Free time by Maximilian Mann
Edition: Original print, 10 copies.
Authentication: Numbered certificate signed by the artist, invoice.
Technique: Museum quality fine art print.
Colour: UltraChrome K3 pigment inks.
Media: Hahnemühle, FineArt Baryta 300g paper.
Print: Photo with white surround.
Framing: Mounted on Dibond® with recessed frame, Floater frame.
€ 553.89 – € 1195.54 inc. VAT
Method of payment: Secure card payment via our partner Stripe, Paypal, bank transfer.
Lead time prior to shipping: 7 days for a print, 15 days for a framed print.
Delivery: To your home address or a collection point. Almost anywhere worldwide.
Delivery fee: Free, small charge for certain destinations.
Durability: Colour stability, indoor UV resistance thanks to mineral pigment inks encapsulated in resin projected on a 100% Alpha cellulose backing.
Lifespan: 75 years without deterioration with normal indoor exposure. Results of tests carried out in independent laboratories.
Maintenance: Stable ambient surroundings recommended for the work. Avoid variations in temperature and humidity. Avoid direct sunlight.
Recommended humidity level: 35 to 65%.
Recommended temperature: 10 to 30°C.
Standards and certification: Acid and lignin-free. Standard ISO 9706 long life.
About the artist
Maximilian Mann (1992) grew up in Kassel, Germany. In his photographic work he addresses global environmental issues and the resulting consequences. Maximilian won prizes at the World Press Photo Award 2020 (2nd Prize, Category Environment), Feature Shoot Emerging Photography Awards 2019 (Winner), Felix Schoeller Newcomer Award 2019 (Winner) and the College Photographer of the Year – Award (silver) among others. He was nominated for the Voice OFF Award, the Sony World Photography Awards and the W. Eugene Smith Student Grant among many others. Maximilian Mann is a founding member of DOCKS-Collective.
More about Maximilian Mann
How did you choose your means of expression?
Photography is a very good way for me to meet people and learn from them. Not from a desk, but in real life. I can meet people I would never have met without photography. This has led to an incredible number of great encounters.
How does a work session take shape?

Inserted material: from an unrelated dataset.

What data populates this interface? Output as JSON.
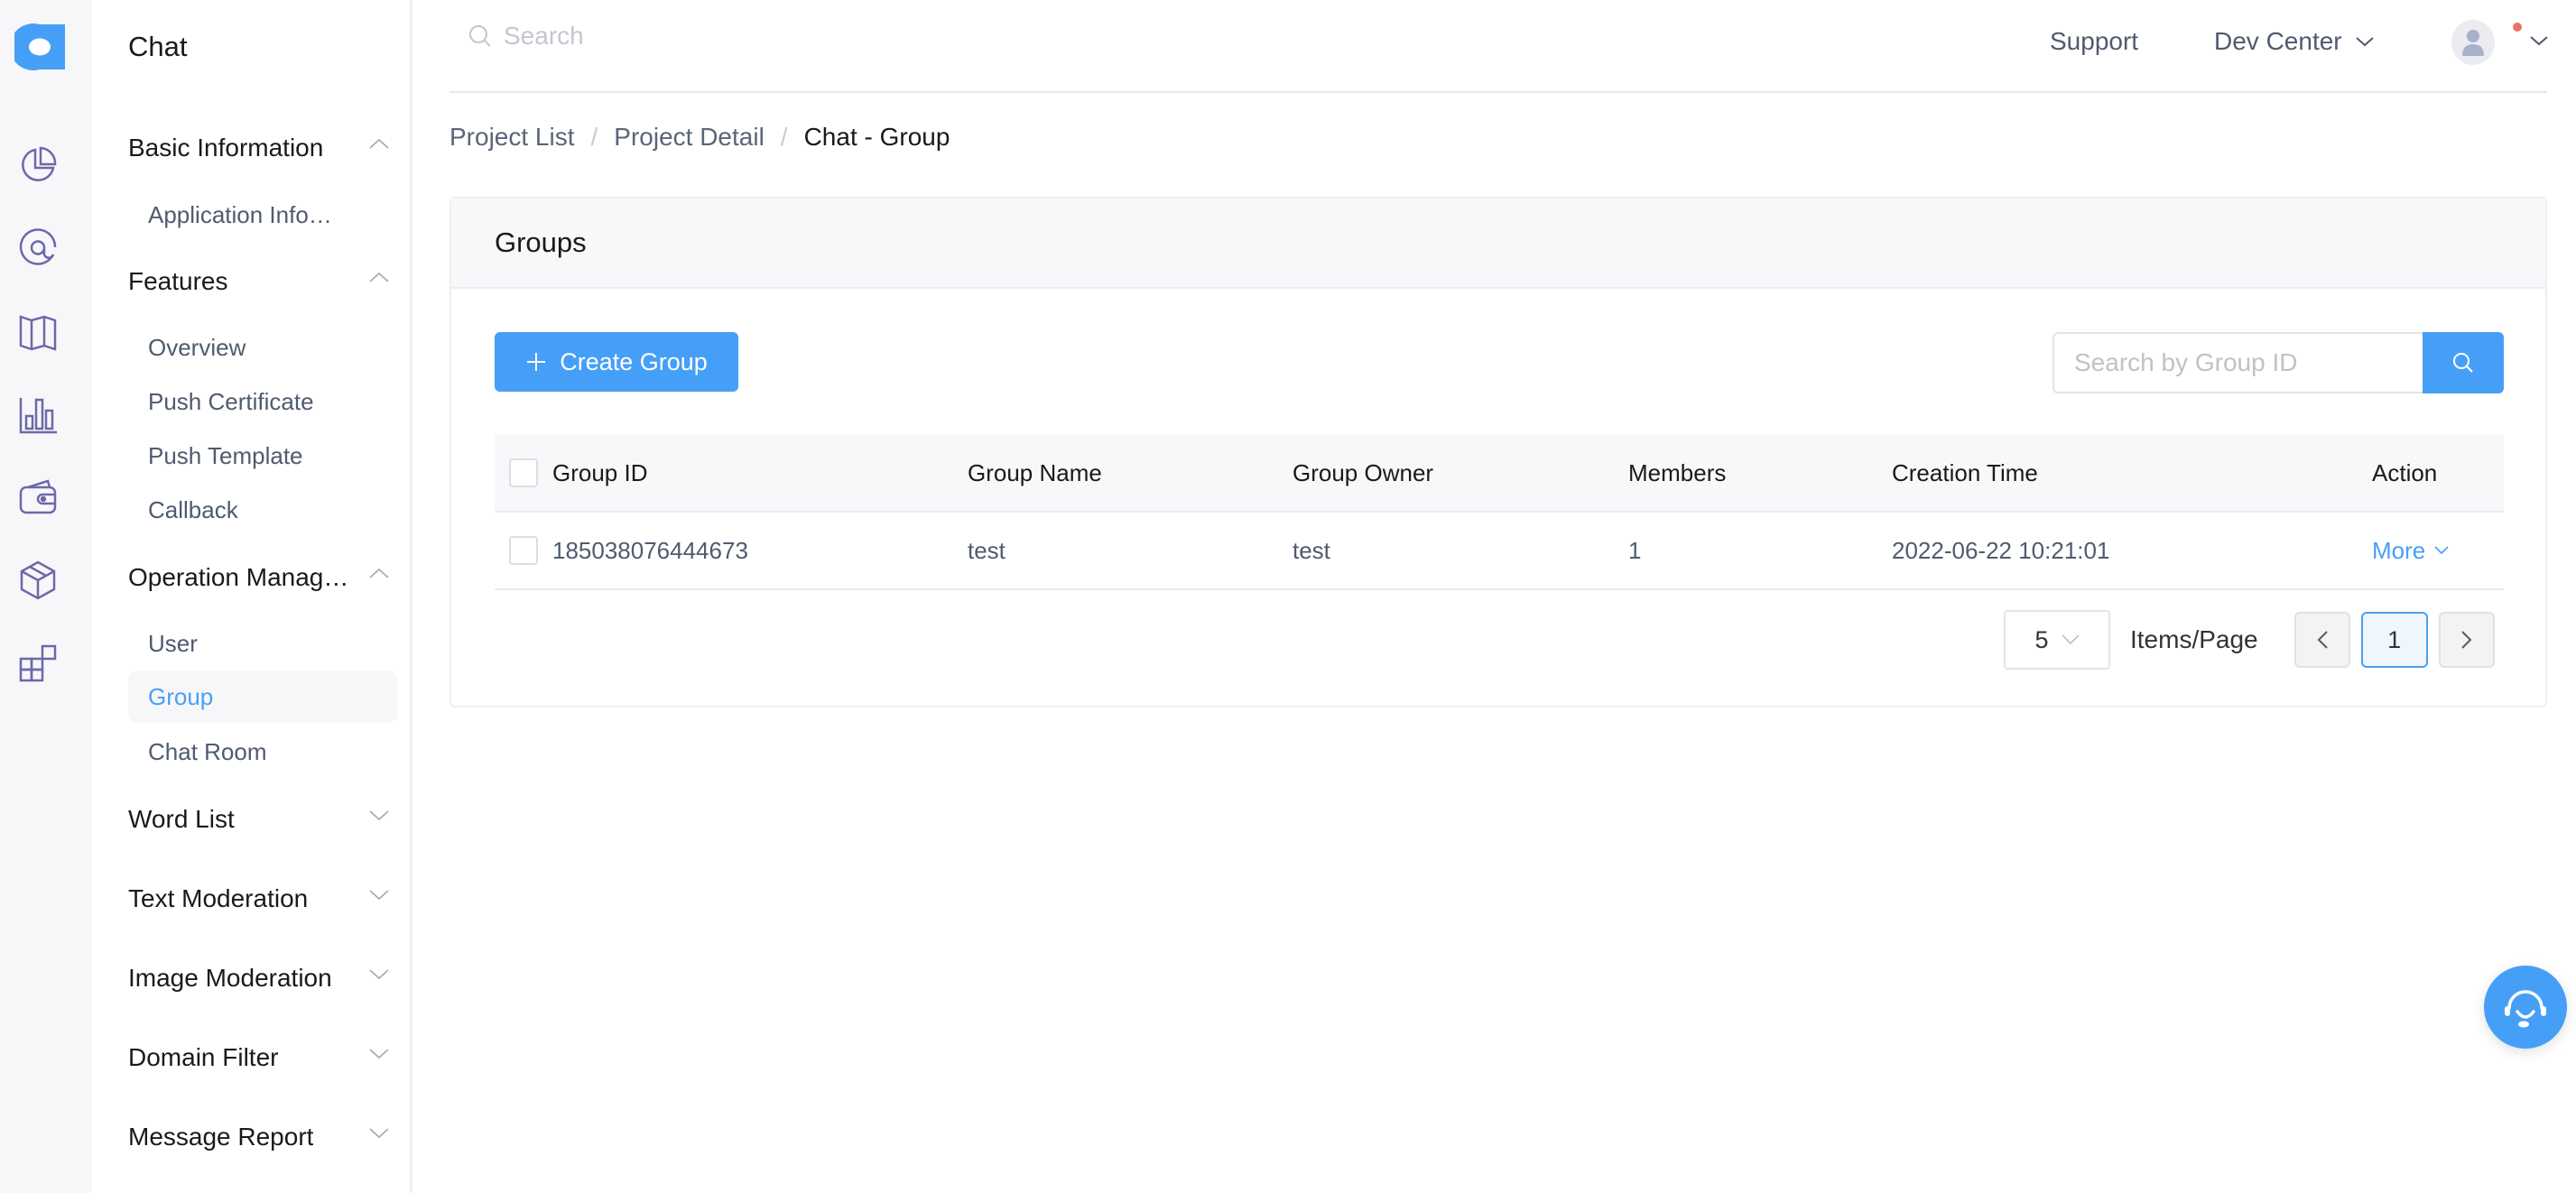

To begin with there is a lot of research. The part involving photography follows. For the work “Fading Flamingos” I went to Iran three times, about 8 weeks in total. Editing and sequencing is also an important part of the work.
Can you explain to me how your work has evolved since starting out?
In the beginning my visual strategy evolved quite naturally. I didn’t think too much about it at first and just started. Over time, I found a visual approach. I still remember the first time I went to the lake. Actually, it was deserted. Completely quiet with no birds or cars. I wanted to convey this silence in the pictures.
Do your origins and culture play a role in the works that you produce?
Of course. I am visually and mentally influenced by my fellow human beings. There is no doubt, even the choice of topics has something to do with experience and education. We are all very much influenced by our environment.
Which events have influenced you most?
I think it is a combination of many events. Photography festivals like Rencontres d’Arles are important to me, but also workshops at universities or just discussions about photo projects, whether in book form or simply online.
What are your sources of inspiration?
Of course, my collective – DOCKS Collective. We work very closely together and support each other in all matters. This creates a lot of trust and inspiration.
Are there any anecdotes that enable the genesis of your work to be understood?
I think the environment is the main topic for my generation. That’s why it was important for me to do a project that deals with an environmental disaster. I was surprised that I hadn’t heard about the issues at Lake Urmia. I wanted to know more about it and in September 2018 I travelled to the lake for the first time.
ON A MORE
Are your works more of a dialogue, a trace or a denunciation?
I always try to talk with the protagonists. I think trust and honesty are extremely important. With my work I do not want to present a finished opinion to the audience, but rather ask questions.
Do you wish to make viewers wonder or do you prefer to question them?
I want to make the viewer wonder. I don’t want to just give simple answers. I want the images to weave themselves into a complex series. It would be best if the audience is more interested in the topic after looking at the pictures.
How would you compare your last work with the next?
Thematically, I would definitely like to continue working on aspects of the climate crisis.
What are your current and future projects?
After my work about Lake Urmia in Iran, I started working on the yurt districts around Ulan Batar in Mongolia. Here, too, the environmental problem and climate crisis are closely linked to the topic. But Corona stopped everything for me. For photographers this is of course a difficult situation. As soon as it is possible to travel again, I will continue with the new project in Mongolia.
Do you have anything else to add? I’ll let you have the last word…
Thank you for the interview and the interest in my work.